REQUIREMENT: Scan the entries below and return each line that contains "Crear".
** SOURCE MATERIAL follows **
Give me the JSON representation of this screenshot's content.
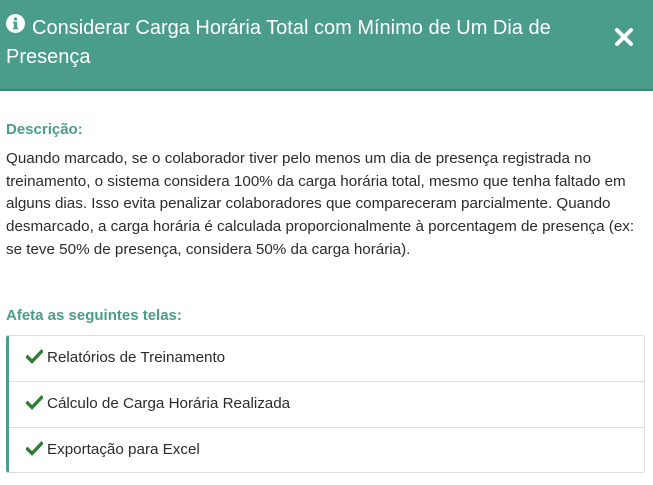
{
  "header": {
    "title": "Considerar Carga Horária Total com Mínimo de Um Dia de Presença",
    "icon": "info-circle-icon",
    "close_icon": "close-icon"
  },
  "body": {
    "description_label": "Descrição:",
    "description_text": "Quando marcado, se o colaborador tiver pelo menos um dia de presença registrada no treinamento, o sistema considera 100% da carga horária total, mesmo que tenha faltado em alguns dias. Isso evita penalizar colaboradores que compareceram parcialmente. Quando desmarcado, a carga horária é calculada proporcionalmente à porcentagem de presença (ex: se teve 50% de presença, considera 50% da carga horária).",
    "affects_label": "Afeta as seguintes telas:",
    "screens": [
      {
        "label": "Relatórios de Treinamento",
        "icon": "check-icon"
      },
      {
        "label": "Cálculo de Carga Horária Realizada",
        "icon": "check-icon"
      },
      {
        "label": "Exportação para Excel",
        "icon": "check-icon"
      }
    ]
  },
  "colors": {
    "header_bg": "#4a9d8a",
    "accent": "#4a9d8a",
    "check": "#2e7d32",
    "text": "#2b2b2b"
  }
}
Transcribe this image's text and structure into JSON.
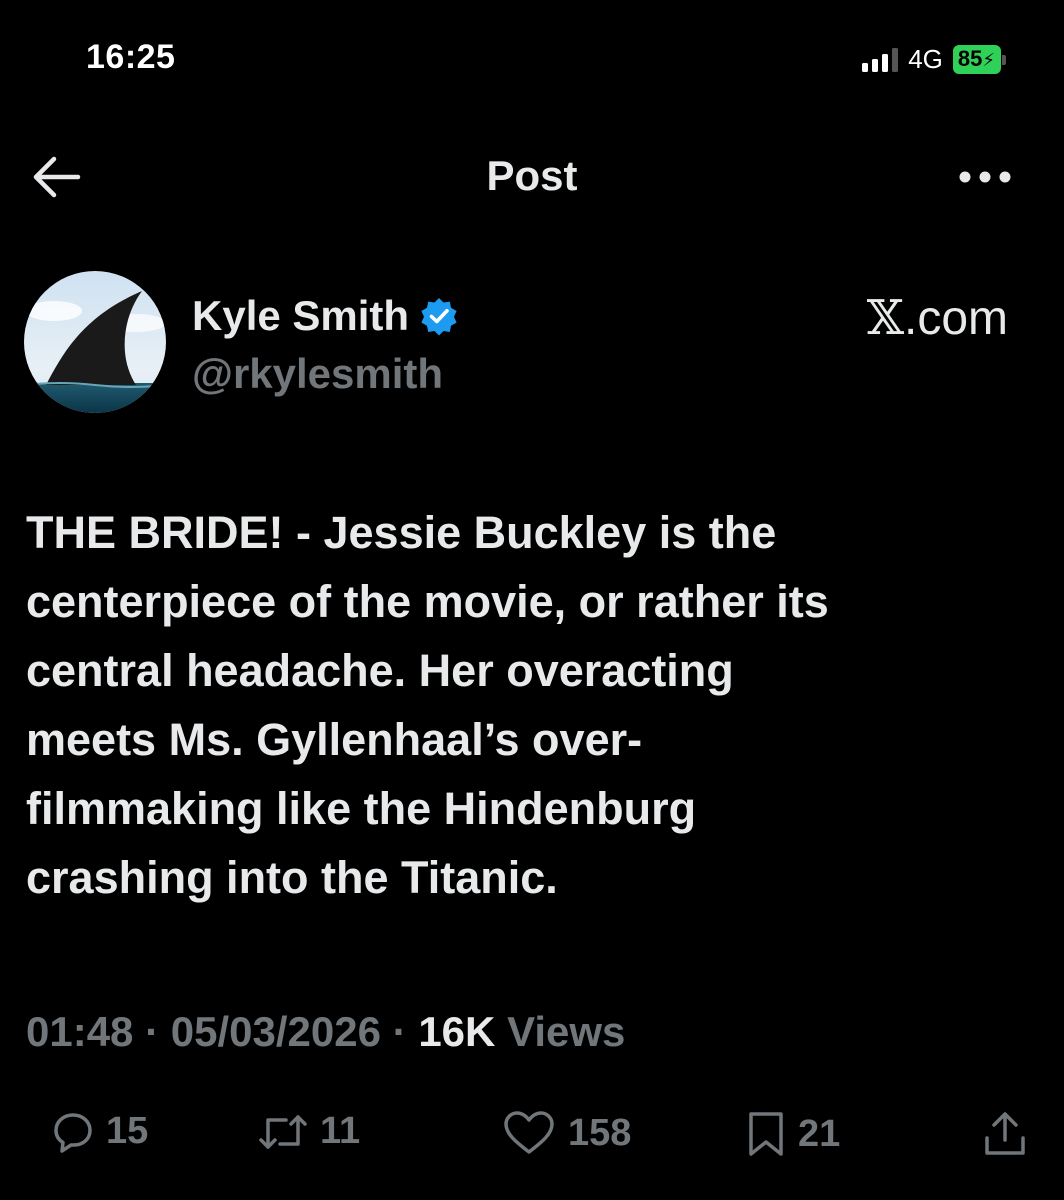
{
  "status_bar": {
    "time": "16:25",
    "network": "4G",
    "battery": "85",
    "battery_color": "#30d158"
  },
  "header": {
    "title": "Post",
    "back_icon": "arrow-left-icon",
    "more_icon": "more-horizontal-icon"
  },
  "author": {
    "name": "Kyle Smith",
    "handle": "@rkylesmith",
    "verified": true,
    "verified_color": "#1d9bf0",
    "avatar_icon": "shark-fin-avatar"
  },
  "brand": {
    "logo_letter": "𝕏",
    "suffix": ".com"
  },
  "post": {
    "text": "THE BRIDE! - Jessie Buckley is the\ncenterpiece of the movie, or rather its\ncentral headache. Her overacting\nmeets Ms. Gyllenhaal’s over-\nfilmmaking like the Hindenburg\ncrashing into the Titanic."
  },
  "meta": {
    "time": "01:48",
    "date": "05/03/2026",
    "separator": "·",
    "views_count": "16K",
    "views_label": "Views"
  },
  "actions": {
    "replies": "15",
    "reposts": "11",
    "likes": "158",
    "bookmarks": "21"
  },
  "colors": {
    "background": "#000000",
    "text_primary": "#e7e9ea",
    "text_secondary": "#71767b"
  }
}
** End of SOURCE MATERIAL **
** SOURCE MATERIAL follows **
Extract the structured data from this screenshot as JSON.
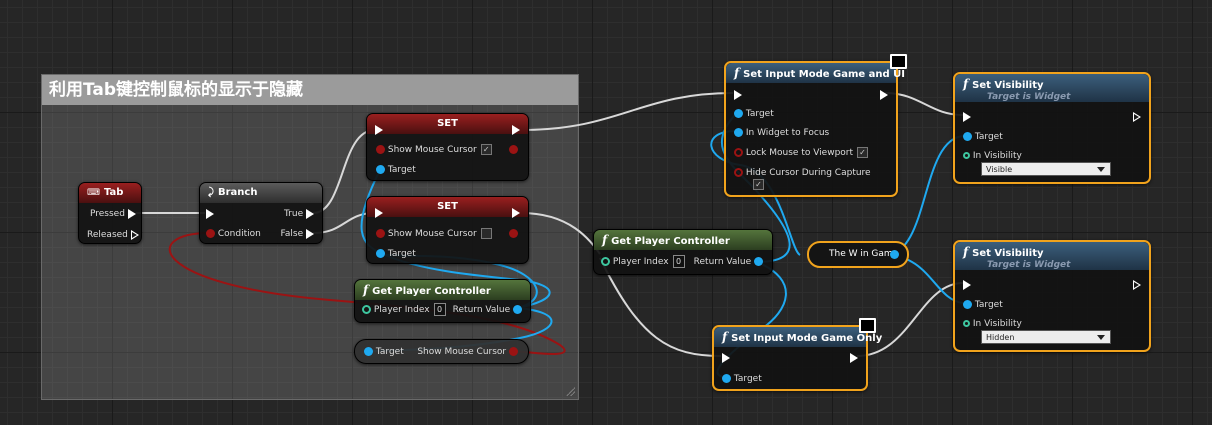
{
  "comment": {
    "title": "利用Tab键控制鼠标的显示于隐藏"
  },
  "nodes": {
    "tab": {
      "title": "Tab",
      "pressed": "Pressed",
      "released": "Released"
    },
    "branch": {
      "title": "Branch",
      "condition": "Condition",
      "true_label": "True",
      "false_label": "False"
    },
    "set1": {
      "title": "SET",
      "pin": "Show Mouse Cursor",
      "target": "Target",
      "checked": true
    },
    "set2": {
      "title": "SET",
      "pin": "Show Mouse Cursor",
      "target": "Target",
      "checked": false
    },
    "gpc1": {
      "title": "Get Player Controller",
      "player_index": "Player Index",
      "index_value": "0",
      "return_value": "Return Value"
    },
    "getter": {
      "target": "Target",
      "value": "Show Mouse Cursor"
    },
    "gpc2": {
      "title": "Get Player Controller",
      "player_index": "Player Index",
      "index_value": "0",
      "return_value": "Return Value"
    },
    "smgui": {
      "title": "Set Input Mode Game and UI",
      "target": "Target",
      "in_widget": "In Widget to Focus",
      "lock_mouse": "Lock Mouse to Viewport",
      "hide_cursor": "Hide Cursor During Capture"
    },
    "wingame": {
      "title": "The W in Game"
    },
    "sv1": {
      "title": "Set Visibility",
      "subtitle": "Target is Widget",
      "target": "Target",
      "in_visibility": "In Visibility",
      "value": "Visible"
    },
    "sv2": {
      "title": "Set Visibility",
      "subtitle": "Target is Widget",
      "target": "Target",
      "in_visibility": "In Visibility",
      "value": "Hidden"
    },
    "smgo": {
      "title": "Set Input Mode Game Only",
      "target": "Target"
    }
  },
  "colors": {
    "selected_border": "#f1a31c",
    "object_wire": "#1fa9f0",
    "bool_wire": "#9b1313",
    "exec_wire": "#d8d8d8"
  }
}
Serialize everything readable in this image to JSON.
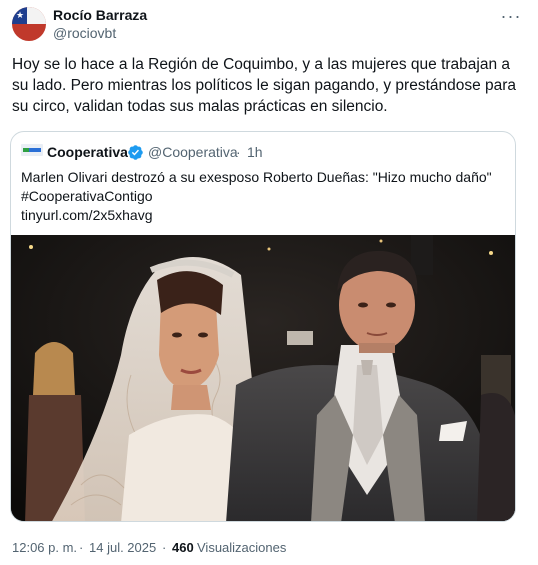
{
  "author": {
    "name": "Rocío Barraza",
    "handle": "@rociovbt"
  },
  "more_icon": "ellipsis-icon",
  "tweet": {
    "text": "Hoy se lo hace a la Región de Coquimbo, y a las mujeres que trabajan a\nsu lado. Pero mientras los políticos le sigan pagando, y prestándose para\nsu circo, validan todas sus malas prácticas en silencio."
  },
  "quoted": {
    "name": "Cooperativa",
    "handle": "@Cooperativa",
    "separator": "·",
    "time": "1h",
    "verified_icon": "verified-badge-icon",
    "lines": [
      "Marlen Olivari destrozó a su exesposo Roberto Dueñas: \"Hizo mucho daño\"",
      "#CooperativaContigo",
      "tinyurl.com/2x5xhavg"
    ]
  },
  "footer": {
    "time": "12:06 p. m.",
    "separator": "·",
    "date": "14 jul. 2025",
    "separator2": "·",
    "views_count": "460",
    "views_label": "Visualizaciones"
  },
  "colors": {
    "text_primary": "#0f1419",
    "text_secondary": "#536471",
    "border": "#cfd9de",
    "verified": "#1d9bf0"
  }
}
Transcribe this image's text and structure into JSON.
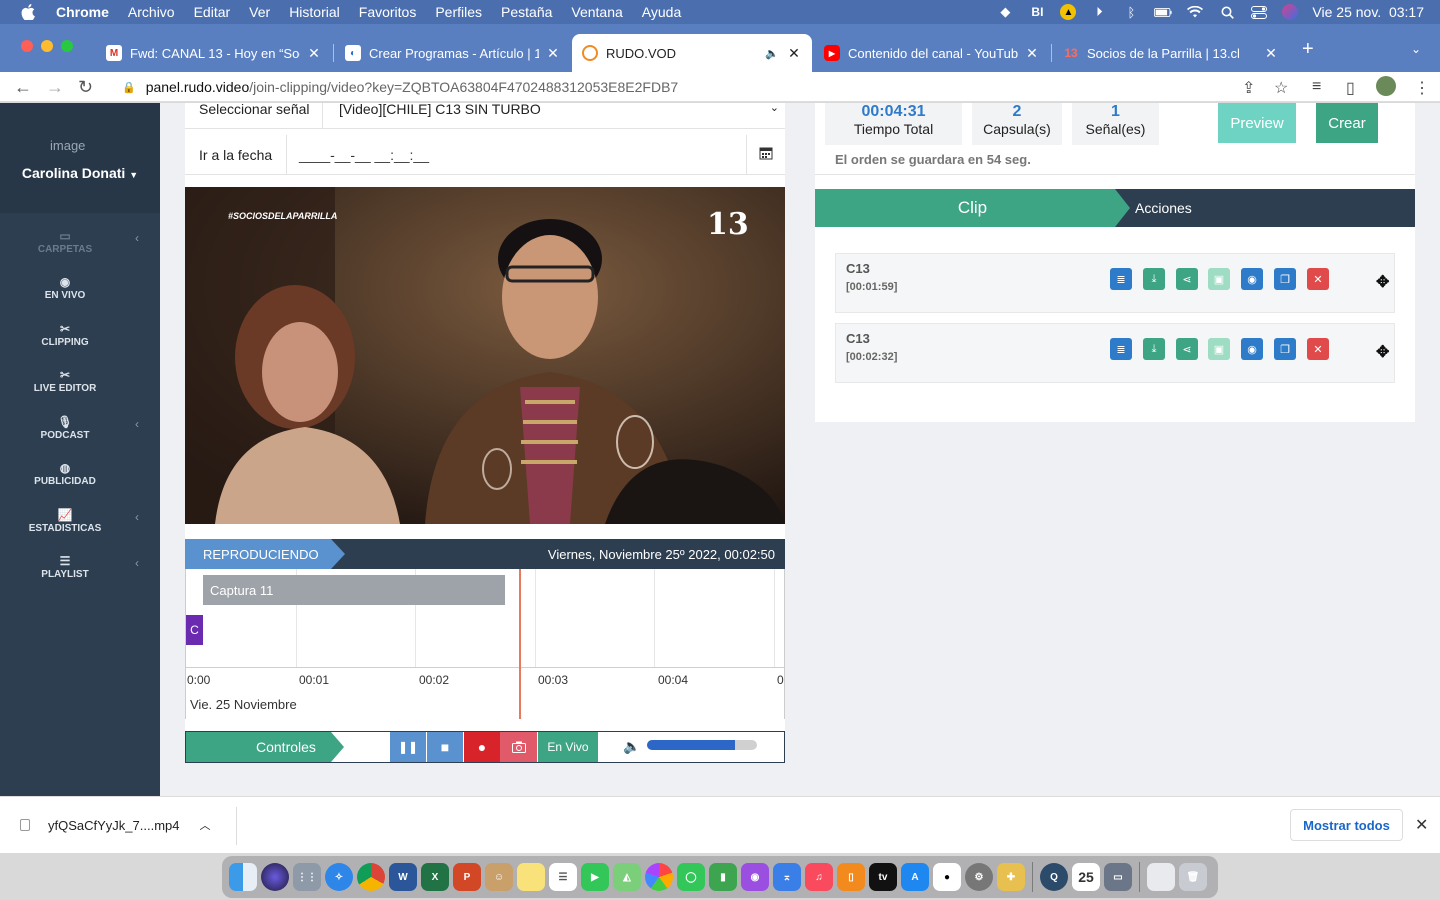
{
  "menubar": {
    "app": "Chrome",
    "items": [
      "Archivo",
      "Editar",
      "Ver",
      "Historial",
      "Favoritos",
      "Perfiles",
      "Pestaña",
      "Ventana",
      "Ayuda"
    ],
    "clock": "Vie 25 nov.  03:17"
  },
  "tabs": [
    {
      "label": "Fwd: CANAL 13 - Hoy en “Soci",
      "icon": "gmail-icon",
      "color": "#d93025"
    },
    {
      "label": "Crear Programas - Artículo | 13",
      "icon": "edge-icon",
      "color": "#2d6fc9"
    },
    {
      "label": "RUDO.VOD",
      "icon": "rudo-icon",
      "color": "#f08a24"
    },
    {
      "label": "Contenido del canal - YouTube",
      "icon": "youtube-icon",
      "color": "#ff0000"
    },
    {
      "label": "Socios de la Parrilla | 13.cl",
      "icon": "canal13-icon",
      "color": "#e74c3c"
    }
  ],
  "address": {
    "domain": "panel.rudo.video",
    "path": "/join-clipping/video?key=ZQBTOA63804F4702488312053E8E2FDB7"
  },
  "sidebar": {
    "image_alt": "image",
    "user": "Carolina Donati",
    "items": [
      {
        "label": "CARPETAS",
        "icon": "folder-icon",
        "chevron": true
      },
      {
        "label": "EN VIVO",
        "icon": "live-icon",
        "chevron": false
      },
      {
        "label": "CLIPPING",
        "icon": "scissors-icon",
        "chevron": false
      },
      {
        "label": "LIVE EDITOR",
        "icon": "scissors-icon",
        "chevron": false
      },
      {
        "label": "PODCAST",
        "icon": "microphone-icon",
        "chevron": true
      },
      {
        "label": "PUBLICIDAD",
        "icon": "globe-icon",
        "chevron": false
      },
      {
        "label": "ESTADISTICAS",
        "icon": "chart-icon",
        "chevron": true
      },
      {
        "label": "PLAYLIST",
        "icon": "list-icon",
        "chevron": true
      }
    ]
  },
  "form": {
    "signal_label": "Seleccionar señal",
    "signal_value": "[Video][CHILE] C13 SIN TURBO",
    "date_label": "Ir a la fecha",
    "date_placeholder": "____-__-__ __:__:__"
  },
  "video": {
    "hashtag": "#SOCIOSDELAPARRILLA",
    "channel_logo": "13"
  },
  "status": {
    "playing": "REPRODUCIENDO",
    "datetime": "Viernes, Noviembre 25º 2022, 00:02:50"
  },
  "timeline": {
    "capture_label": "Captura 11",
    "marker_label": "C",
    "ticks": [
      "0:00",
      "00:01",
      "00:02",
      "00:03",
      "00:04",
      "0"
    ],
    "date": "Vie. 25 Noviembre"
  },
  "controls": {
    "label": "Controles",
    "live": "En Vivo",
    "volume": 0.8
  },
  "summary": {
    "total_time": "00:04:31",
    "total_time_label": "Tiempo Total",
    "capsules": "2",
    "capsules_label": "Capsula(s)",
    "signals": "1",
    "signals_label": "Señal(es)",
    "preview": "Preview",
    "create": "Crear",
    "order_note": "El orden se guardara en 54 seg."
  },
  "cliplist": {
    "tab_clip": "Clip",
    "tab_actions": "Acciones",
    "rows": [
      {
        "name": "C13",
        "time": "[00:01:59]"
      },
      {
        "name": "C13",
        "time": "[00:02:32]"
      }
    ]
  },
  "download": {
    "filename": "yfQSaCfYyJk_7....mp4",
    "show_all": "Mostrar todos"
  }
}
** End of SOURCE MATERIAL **
YOUR RESPONSE:
      "label": "Crear Programas - Artículo | 13",
    "create": "Crear",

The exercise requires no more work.